(Dataset excerpts)
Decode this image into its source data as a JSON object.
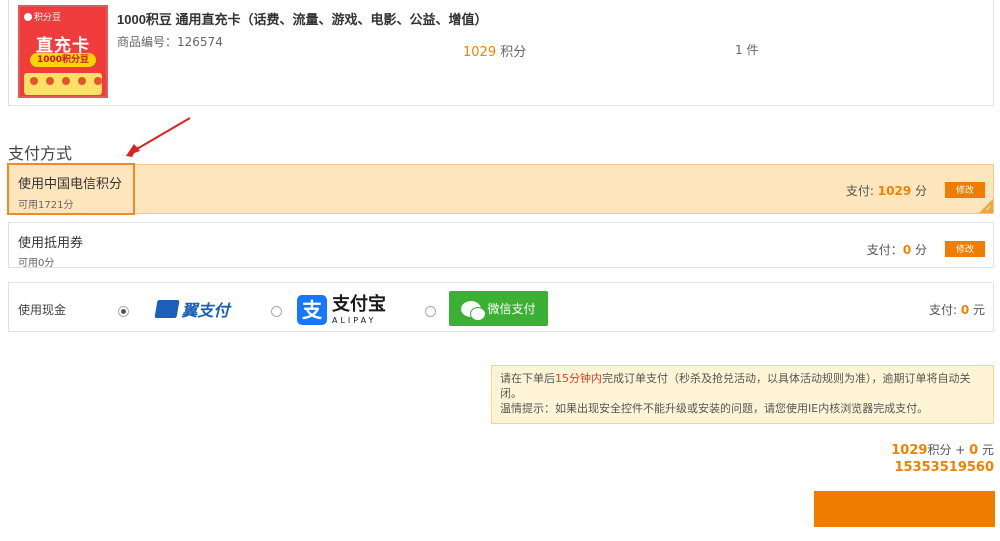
{
  "product": {
    "thumb_brand": "积分豆",
    "thumb_main": "直充卡",
    "thumb_sub": "1000积分豆",
    "title": "1000积豆 通用直充卡（话费、流量、游戏、电影、公益、增值）",
    "code_label": "商品编号：",
    "code_value": "126574",
    "price_value": "1029",
    "price_unit": "积分",
    "quantity": "1 件"
  },
  "payment": {
    "section_title": "支付方式",
    "points": {
      "name": "使用中国电信积分",
      "available": "可用1721分",
      "pay_label": "支付: ",
      "pay_value": "1029",
      "pay_unit": " 分",
      "edit_label": "修改"
    },
    "coupon": {
      "name": "使用抵用券",
      "available": "可用0分",
      "pay_label": "支付：",
      "pay_value": "0",
      "pay_unit": " 分",
      "edit_label": "修改"
    },
    "cash": {
      "name": "使用现金",
      "yipay_label": "翼支付",
      "alipay_cn": "支付宝",
      "alipay_en": "ALIPAY",
      "alipay_mark": "支",
      "wechat_label": "微信支付",
      "pay_label": "支付: ",
      "pay_value": "0",
      "pay_unit": " 元",
      "selected": "yipay"
    }
  },
  "notice": {
    "line1_pre": "请在下单后",
    "line1_red": "15分钟内",
    "line1_post": "完成订单支付（秒杀及抢兑活动，以具体活动规则为准），逾期订单将自动关闭。",
    "line2": "温情提示：如果出现安全控件不能升级或安装的问题，请您使用IE内核浏览器完成支付。"
  },
  "summary": {
    "points_value": "1029",
    "points_unit": "积分 + ",
    "cash_value": "0",
    "cash_unit": " 元",
    "phone_value": "15353519560"
  },
  "colors": {
    "accent": "#f07d00",
    "selected_bg": "#fde6bd",
    "notice_bg": "#fff5d6"
  }
}
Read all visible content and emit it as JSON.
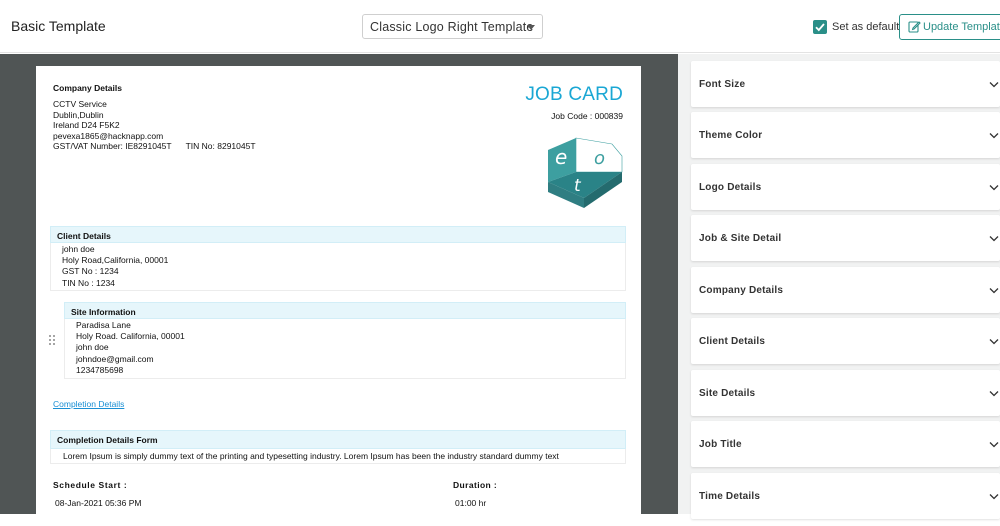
{
  "header": {
    "title": "Basic Template",
    "template_select": "Classic Logo Right Template",
    "set_default_label": "Set as default",
    "set_default_checked": true,
    "update_button": "Update Template"
  },
  "colors": {
    "accent": "#2a8f88",
    "job_card_title": "#1aa7d4",
    "section_header_bg": "#e6f6fb",
    "canvas_bg": "#505555",
    "panel_bg": "#f1f2f2",
    "link": "#1a8fd4"
  },
  "document": {
    "company": {
      "title": "Company Details",
      "name": "CCTV Service",
      "address1": "Dublin,Dublin",
      "address2": "Ireland D24 F5K2",
      "email": "pevexa1865@hacknapp.com",
      "vat": "GST/VAT Number: IE8291045T",
      "tin": "TIN No: 8291045T"
    },
    "job_card_title": "JOB CARD",
    "job_code": "Job Code : 000839",
    "logo_icon": "eot-cube-logo",
    "client": {
      "title": "Client Details",
      "name": "john doe",
      "address": "Holy Road,California, 00001",
      "gst": "GST No : 1234",
      "tin": "TIN No : 1234"
    },
    "site": {
      "title": "Site Information",
      "name": "Paradisa Lane",
      "address": "Holy Road. California, 00001",
      "contact": "john doe",
      "email": "johndoe@gmail.com",
      "phone": "1234785698"
    },
    "completion_link": "Completion Details",
    "completion_form": {
      "title": "Completion Details Form",
      "text": "Lorem Ipsum is simply dummy text of the printing and typesetting industry. Lorem Ipsum has been the industry standard dummy text"
    },
    "schedule": {
      "start_label": "Schedule Start :",
      "start_value": "08-Jan-2021 05:36 PM",
      "duration_label": "Duration :",
      "duration_value": "01:00 hr"
    }
  },
  "settings_panel": {
    "items": [
      {
        "label": "Font Size"
      },
      {
        "label": "Theme Color"
      },
      {
        "label": "Logo Details"
      },
      {
        "label": "Job & Site Detail"
      },
      {
        "label": "Company Details"
      },
      {
        "label": "Client Details"
      },
      {
        "label": "Site Details"
      },
      {
        "label": "Job Title"
      },
      {
        "label": "Time Details"
      }
    ]
  }
}
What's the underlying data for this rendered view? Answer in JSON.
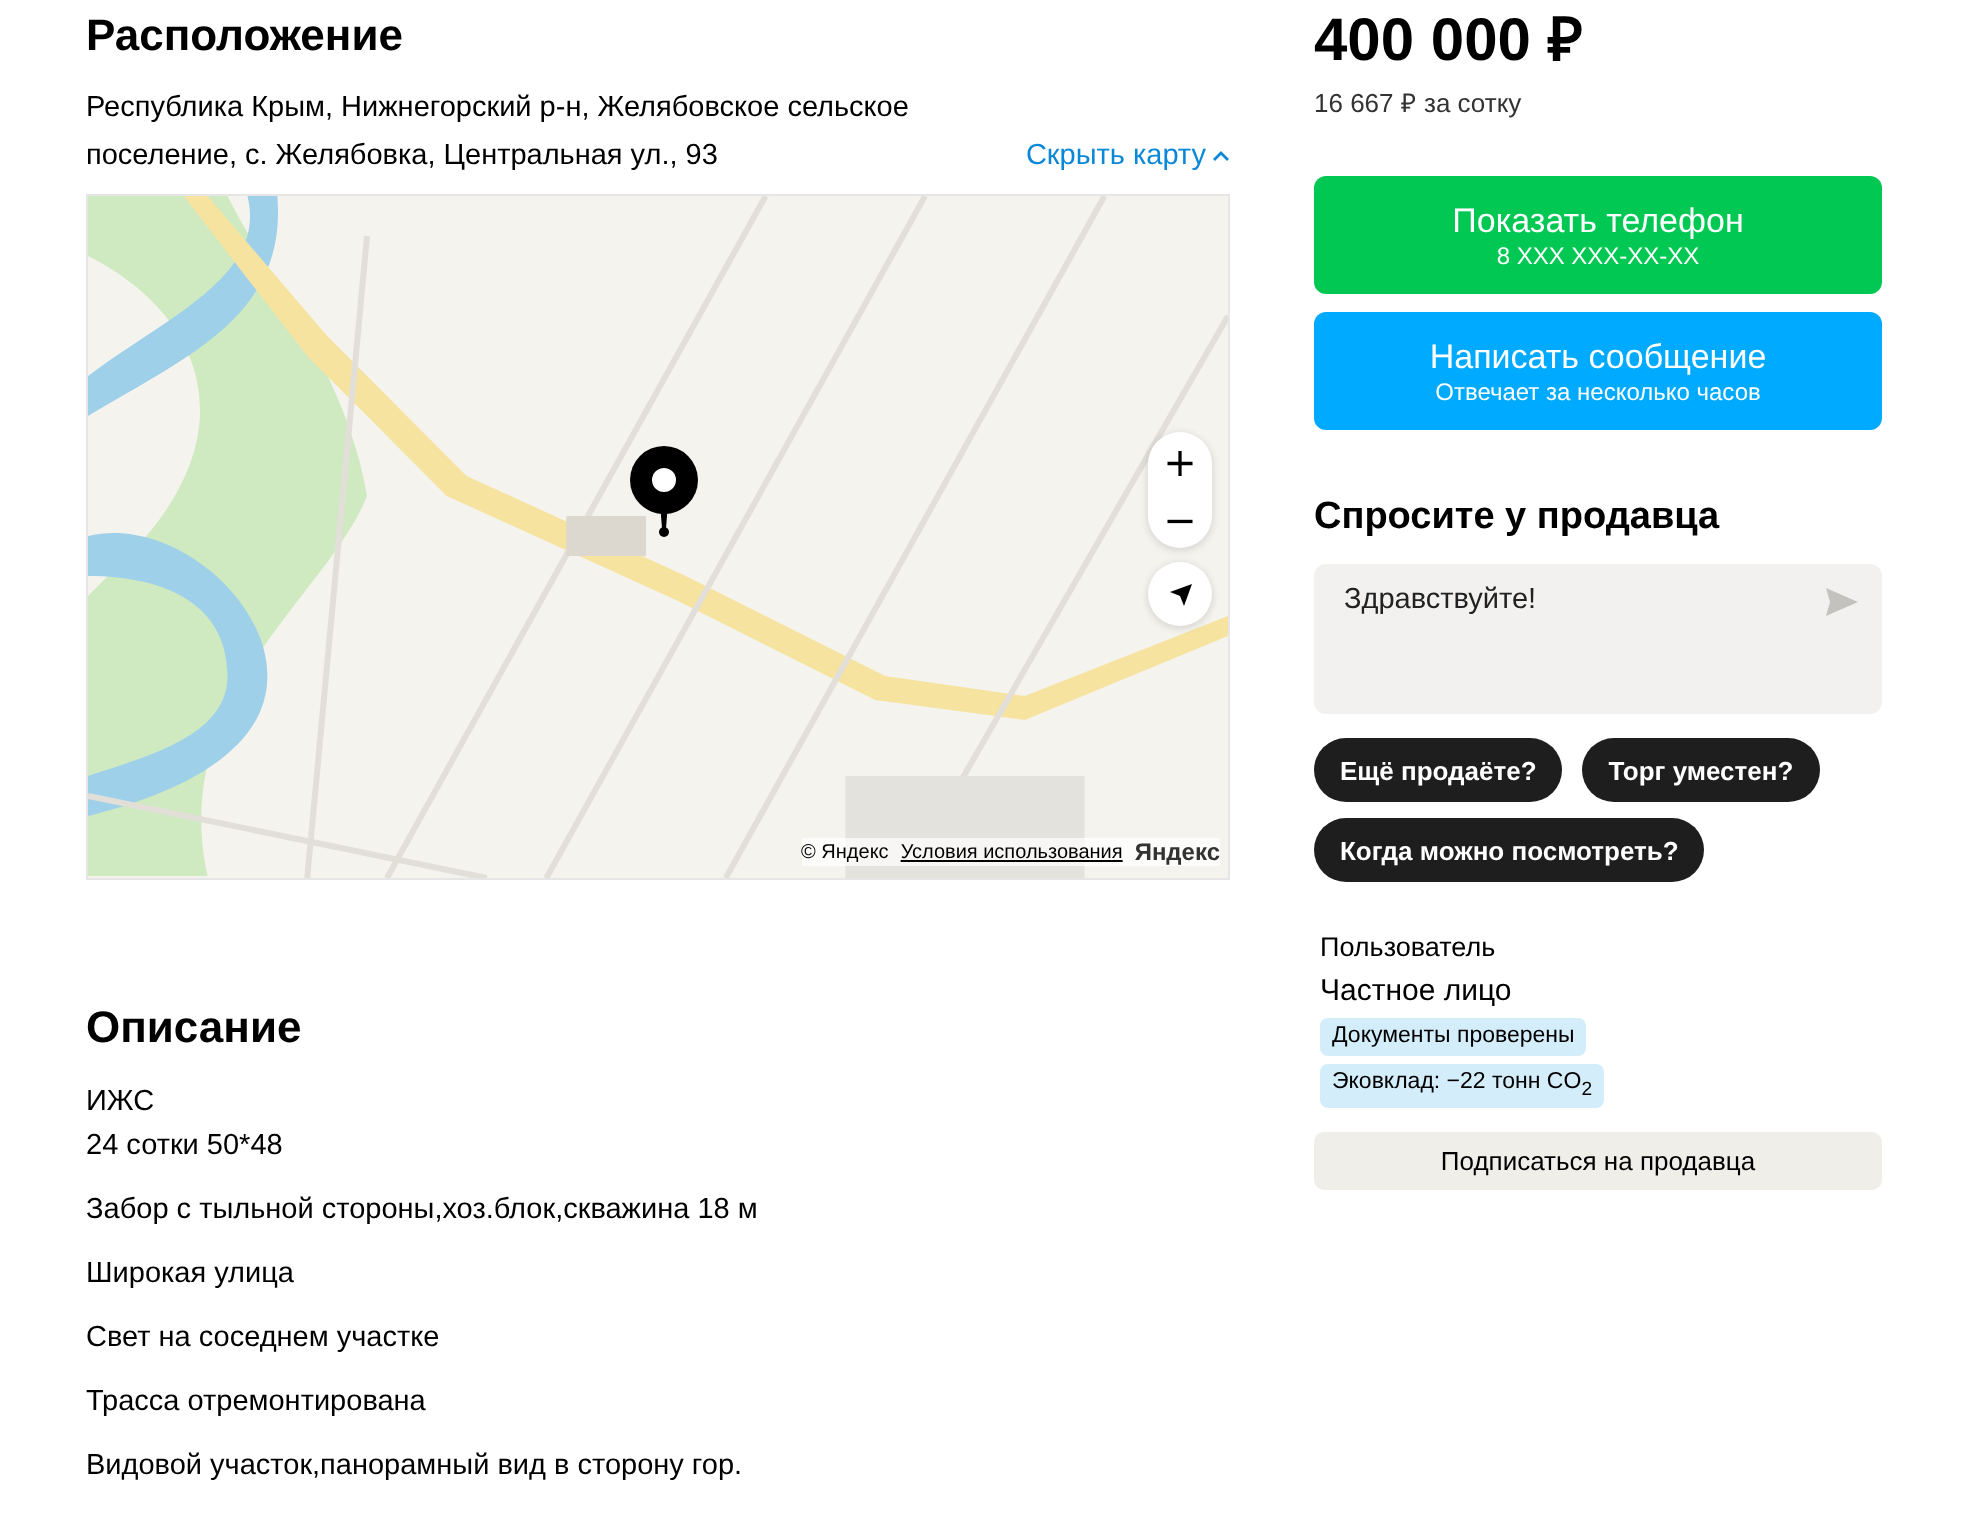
{
  "location": {
    "title": "Расположение",
    "address": "Республика Крым, Нижнегорский р-н, Желябовское сельское поселение, с. Желябовка, Центральная ул., 93",
    "toggle_link": "Скрыть карту",
    "map": {
      "kind": "picture",
      "attribution": "© Яндекс",
      "terms_link": "Условия использования",
      "logo": "Яндекс",
      "zoom_in": "+",
      "zoom_out": "−"
    }
  },
  "description": {
    "title": "Описание",
    "paragraphs": [
      [
        "ИЖС",
        "24 сотки 50*48"
      ],
      [
        "Забор с тыльной стороны,хоз.блок,скважина 18 м"
      ],
      [
        "Широкая улица"
      ],
      [
        "Свет на соседнем участке"
      ],
      [
        "Трасса отремонтирована"
      ],
      [
        "Видовой участок,панорамный вид в сторону гор."
      ]
    ]
  },
  "price": {
    "value": "400 000 ₽",
    "per_unit": "16 667 ₽ за сотку"
  },
  "actions": [
    {
      "kind": "phone",
      "label": "Показать телефон",
      "sub": "8 XXX XXX-XX-XX"
    },
    {
      "kind": "message",
      "label": "Написать сообщение",
      "sub": "Отвечает за несколько часов"
    }
  ],
  "ask": {
    "title": "Спросите у продавца",
    "message": "Здравствуйте!",
    "suggestions": [
      "Ещё продаёте?",
      "Торг уместен?",
      "Когда можно посмотреть?"
    ]
  },
  "seller": {
    "role": "Пользователь",
    "type": "Частное лицо",
    "badges": [
      "Документы проверены",
      "Эковклад: −22 тонн CO$_{2}$"
    ],
    "subscribe": "Подписаться на продавца"
  }
}
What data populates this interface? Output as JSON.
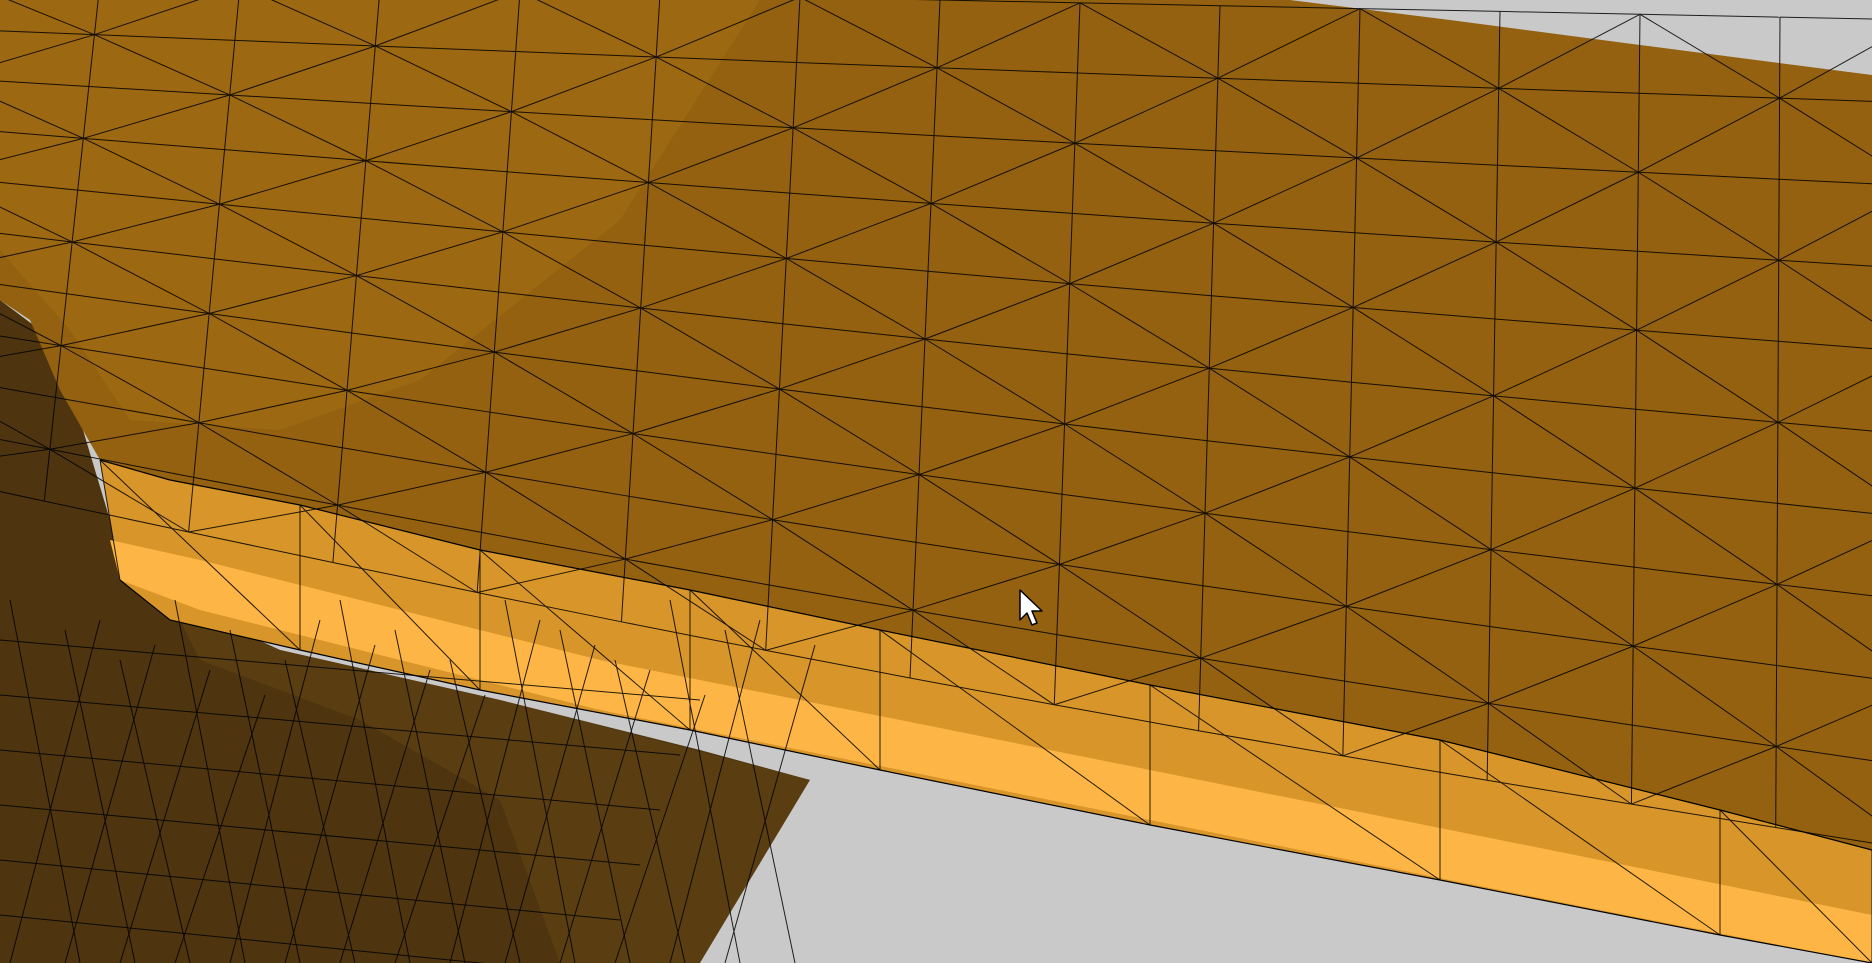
{
  "viewport": {
    "kind": "3d-mesh-render",
    "background_color": "#c9c9c9",
    "mesh_edge_color": "#000000",
    "colors": {
      "top_face": "#93610f",
      "top_face_light": "#a06b12",
      "side_band": "#d8952a",
      "side_band_bright": "#fdb646",
      "lower_body": "#4e350f",
      "lower_body_light": "#5a3e12",
      "corner_fill": "#6e4a10"
    }
  },
  "cursor": {
    "icon": "arrow-cursor-icon"
  }
}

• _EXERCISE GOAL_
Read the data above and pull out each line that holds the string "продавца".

• _EXERCISE SOLUTION_
    "title": "Спросите у продавца",
    "subscribe": "Подписаться на продавца"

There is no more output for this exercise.